A commission under the chairmanship of former University of Maryland Chancellor William Kirwan has been studying the “adequacy” of financing of Maryland’s K-12 education system. It is carefully composed of only two designees of the governor (because of the danger that the governor sometimes is a Republican), 10 designees of the state’s gerrymandered and perpetually Democratic legislature, eight designees of the various segments of the state’s public education establishment, two designees of the Maryland Association of Counties and three ex officio members. The private schools that still command the allegiance of about 10 percent of the state’s taxpayers and parents are entirely unrepresented.
The commission is commanded by statute to use the same education consultants as were used by the Thornton Commission on school finance of 15 years ago, and must report in an election year, so that the legislature is under maximum pressure to accept its recommendations.
The Thornton Commission recommended added expenditures of $1.1 billion annually, and few changes in practices, producing few measurable improvements in school performance. The new commission is programmed to do the same, and skeptics about its program will be stigmatized as enemies of education, enlightenment and the Maryland way of government.
But here is a test by which the worth of the commissions’s recommendations, due next year, may be examined: Does it foster a sensible model of a public school?
In other words, does it foster a school:
1. In which teachers and principals retain control over student discipline, without fear of “disparate impact” claims, procedural steeplechases or ruinous attorneys’ fee awards;
2. In which disruptive students are promptly removed from the classroom, so as not to delay or disturb the education of other students;
3. In which hiring of teachers is controlled at the building level, without seniority “bumping” and other curtailments on administrators’ ability select their teachers;
4. In which the principal is selected by and responsible to a building-level board, enlisting the energies of parents, teachers and community members with relevant expertise;
5. That is free, like private schools, to recruit its teachers from the 90 percent of college graduates excluded from the teaching force by today’s public school certification rules;
6. That, unlike most of today’s public schools, can hire properly qualified teachers of physics, chemistry, computer science, Arabic, Chinese and other critical languages and teachers trained to educate the blind, the deaf and the seriously physically disabled without being obstructed by the unions’ single salary schedule;
7. That can adjust its salary schedules to recruit members of single-earner families in the interest of not having an almost entirely female teaching force;
8. That includes in its teaching force persons of varied ages and backgrounds, including career changers, scientists, returning housewives and retired military, law enforcement, business, professional and civil service personnel;

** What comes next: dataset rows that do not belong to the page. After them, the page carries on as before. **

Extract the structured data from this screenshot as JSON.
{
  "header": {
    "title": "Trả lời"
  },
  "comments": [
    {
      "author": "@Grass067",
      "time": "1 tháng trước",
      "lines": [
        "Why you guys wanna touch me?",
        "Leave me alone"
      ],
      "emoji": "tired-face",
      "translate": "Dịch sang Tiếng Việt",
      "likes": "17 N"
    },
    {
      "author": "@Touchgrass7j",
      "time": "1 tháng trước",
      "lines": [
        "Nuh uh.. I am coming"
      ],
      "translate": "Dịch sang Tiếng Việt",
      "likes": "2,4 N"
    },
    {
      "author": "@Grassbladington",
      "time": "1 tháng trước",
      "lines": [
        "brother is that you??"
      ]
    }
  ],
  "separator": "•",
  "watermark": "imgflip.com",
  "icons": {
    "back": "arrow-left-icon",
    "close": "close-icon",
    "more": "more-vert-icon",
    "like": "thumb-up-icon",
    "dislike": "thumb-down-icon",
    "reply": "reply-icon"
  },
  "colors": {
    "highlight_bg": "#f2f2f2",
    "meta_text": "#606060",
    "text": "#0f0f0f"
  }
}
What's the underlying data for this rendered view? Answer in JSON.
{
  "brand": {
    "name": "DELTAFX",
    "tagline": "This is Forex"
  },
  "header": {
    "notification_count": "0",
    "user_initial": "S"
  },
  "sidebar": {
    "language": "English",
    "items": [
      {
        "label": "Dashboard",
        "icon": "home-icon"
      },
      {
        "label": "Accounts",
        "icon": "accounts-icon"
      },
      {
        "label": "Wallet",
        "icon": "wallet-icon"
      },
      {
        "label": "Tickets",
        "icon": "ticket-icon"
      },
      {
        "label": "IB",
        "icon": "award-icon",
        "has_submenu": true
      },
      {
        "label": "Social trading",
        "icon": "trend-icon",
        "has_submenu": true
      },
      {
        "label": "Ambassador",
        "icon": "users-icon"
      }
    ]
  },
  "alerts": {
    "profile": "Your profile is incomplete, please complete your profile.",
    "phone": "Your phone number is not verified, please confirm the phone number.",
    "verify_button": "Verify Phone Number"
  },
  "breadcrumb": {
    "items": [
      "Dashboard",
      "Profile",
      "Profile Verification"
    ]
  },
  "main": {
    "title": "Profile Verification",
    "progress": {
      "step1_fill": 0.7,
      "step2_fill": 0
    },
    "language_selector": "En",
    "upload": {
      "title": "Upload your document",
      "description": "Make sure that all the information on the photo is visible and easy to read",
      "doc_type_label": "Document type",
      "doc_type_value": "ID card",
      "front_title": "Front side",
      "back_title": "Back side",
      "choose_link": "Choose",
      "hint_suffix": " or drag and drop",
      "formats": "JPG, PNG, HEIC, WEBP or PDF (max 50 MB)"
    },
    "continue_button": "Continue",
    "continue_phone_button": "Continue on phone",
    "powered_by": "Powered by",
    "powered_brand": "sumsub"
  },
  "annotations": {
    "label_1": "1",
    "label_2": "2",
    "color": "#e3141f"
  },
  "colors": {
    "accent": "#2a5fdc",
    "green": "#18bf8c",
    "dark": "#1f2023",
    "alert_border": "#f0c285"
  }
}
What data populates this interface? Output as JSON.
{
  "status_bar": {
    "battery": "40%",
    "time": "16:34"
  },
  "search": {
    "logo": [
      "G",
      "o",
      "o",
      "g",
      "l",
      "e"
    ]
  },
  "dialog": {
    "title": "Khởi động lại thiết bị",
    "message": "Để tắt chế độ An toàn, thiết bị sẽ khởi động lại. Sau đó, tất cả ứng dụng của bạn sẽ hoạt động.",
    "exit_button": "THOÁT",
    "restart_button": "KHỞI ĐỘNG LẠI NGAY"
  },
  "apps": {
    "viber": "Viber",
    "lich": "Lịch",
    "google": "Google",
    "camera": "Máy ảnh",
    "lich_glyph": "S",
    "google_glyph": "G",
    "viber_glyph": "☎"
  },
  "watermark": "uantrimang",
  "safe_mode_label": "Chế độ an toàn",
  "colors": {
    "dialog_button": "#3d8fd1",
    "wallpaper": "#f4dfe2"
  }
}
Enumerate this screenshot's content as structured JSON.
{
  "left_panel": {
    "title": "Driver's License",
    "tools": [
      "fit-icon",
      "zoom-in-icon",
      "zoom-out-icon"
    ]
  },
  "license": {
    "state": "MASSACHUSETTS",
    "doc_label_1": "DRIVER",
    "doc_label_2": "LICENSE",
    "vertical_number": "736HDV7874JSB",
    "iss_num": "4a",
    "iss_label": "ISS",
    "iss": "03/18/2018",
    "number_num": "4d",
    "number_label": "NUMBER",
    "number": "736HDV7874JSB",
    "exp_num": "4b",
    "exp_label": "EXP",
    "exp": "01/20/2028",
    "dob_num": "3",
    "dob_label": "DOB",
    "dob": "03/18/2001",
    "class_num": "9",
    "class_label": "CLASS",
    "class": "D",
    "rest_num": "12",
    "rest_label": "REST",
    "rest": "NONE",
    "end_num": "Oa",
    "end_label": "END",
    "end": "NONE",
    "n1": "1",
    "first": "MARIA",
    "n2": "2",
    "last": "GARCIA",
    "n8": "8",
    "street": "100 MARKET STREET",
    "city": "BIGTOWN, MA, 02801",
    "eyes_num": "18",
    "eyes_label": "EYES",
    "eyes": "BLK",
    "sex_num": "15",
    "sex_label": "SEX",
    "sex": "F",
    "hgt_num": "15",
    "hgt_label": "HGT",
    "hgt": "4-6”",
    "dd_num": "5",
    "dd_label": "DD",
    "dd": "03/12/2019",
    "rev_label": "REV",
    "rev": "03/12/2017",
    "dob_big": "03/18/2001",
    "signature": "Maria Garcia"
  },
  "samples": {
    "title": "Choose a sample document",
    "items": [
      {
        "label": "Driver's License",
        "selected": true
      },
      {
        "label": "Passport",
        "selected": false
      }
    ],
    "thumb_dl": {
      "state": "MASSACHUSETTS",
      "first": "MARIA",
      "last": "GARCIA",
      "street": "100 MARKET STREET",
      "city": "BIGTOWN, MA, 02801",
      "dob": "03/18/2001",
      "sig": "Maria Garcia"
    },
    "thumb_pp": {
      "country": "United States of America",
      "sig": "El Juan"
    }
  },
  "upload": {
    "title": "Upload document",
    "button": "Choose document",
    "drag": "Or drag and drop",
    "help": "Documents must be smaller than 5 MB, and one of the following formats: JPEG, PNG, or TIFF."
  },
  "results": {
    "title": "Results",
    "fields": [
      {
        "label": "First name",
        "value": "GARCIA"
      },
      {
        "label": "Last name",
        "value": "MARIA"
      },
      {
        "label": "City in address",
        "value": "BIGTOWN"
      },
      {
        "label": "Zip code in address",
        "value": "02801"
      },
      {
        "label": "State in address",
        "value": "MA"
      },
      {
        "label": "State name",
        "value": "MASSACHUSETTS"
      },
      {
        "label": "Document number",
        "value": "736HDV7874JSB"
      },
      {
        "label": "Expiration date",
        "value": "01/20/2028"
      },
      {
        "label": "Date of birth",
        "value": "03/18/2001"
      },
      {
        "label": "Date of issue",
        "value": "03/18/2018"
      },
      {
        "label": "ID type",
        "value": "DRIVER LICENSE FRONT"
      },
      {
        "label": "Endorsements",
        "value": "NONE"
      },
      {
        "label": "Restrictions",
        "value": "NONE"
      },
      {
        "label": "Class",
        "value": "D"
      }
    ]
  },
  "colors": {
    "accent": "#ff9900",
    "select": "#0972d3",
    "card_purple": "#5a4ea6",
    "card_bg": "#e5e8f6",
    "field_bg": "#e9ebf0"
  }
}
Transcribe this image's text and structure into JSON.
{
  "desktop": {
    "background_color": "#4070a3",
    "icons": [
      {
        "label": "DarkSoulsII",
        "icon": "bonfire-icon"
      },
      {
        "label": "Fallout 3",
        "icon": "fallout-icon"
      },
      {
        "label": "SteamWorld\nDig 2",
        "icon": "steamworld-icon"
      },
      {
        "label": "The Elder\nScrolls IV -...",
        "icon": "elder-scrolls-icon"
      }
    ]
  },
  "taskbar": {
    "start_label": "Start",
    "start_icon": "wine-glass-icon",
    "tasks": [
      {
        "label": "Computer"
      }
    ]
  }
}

9. In which inadequate teachers, as determined by a principal and building-level board, can be terminated without lengthy grievance procedures;
10. In which learning disabilities are identified early in a student’s career by school health examinations;
11. That takes seriously discouraging drug use among its students and does not, for fear of lawsuits, relegate them to the tender mercies of the criminal justice system;
12. In which the quality of teachers renders unnecessary heavily prescribed curricula; in which books are read, not bite-sized chunks of them; and in which “teaching to the test” is unknown;
13. That treats 11th and 12th graders like the incipient adults they are, separating them from adolescents;
14. That does not shrink from the inculcation of cultural and religious traditions and values, and respects parental rights of choice in this respect;
15. In which teachers are rewarded with adequate salaries, not with overly elaborate fringe benefits encouraging malingering and “gaming the system,” and in which “burned out” teachers are not locked into their jobs by seniority benefits and vesting requirements for pensions;
16. With meaningful and internationally recognized graduation standards that cannot be waived by reason of supposed “disparate impact”;
17. With meaningful connections with the ensuing experiences, educational or industrial, of its graduates;
18. In which disabled students enjoy the services of specially qualified and properly paid teachers, and resources are not wasted on bureaucracies preparing “individual treatment plans”;
19. Whose teachers are able to use new distance learning and digital technologies, free of state-level restrictions imposed by the unions.
Will the schools liberally financed by the Kirwan Commission’s plan correspond to this model?
Don’t hold your breath.
George W. Liebmann, a Baltimore lawyer, is the volunteer executive director of the Calvert Institute for Policy Research in Baltimore and the author of various books on public policy, including “Solving Problems Without Large Government” (Praeger, 2000), reprinted as “Neighborhood Futures,” (Transaction Books, 2004) which discusses education issues.